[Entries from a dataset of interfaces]
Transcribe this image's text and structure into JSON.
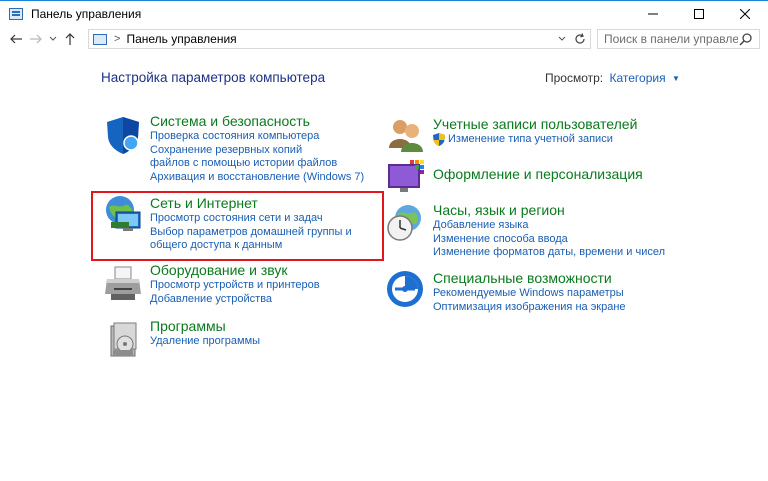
{
  "window": {
    "title": "Панель управления",
    "controls": [
      "minimize",
      "maximize",
      "close"
    ]
  },
  "nav": {
    "back_icon": "arrow-left-icon",
    "forward_icon": "arrow-right-icon",
    "recent_icon": "chevron-down-icon",
    "up_icon": "arrow-up-icon"
  },
  "address": {
    "separator": ">",
    "path": "Панель управления"
  },
  "search": {
    "placeholder": "Поиск в панели управления"
  },
  "main": {
    "heading": "Настройка параметров компьютера",
    "view_by_label": "Просмотр:",
    "view_by_value": "Категория",
    "left_column": [
      {
        "title": "Система и безопасность",
        "icon": "shield-icon",
        "links": [
          "Проверка состояния компьютера",
          "Сохранение резервных копий файлов с помощью истории файлов",
          "Архивация и восстановление (Windows 7)"
        ]
      },
      {
        "title": "Сеть и Интернет",
        "icon": "network-globe-icon",
        "links": [
          "Просмотр состояния сети и задач",
          "Выбор параметров домашней группы и общего доступа к данным"
        ]
      },
      {
        "title": "Оборудование и звук",
        "icon": "printer-icon",
        "links": [
          "Просмотр устройств и принтеров",
          "Добавление устройства"
        ]
      },
      {
        "title": "Программы",
        "icon": "programs-icon",
        "links": [
          "Удаление программы"
        ]
      }
    ],
    "right_column": [
      {
        "title": "Учетные записи пользователей",
        "icon": "users-icon",
        "links": [
          "Изменение типа учетной записи"
        ]
      },
      {
        "title": "Оформление и персонализация",
        "icon": "personalization-icon",
        "links": []
      },
      {
        "title": "Часы, язык и регион",
        "icon": "clock-globe-icon",
        "links": [
          "Добавление языка",
          "Изменение способа ввода",
          "Изменение форматов даты, времени и чисел"
        ]
      },
      {
        "title": "Специальные возможности",
        "icon": "accessibility-icon",
        "links": [
          "Рекомендуемые Windows параметры",
          "Оптимизация изображения на экране"
        ]
      }
    ]
  },
  "colors": {
    "category_title": "#0a7a1e",
    "link": "#1a5fb4",
    "heading": "#1e3287",
    "highlight": "#e2161d"
  }
}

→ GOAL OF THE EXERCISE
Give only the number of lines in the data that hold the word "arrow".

→ TASK OUTPUT
3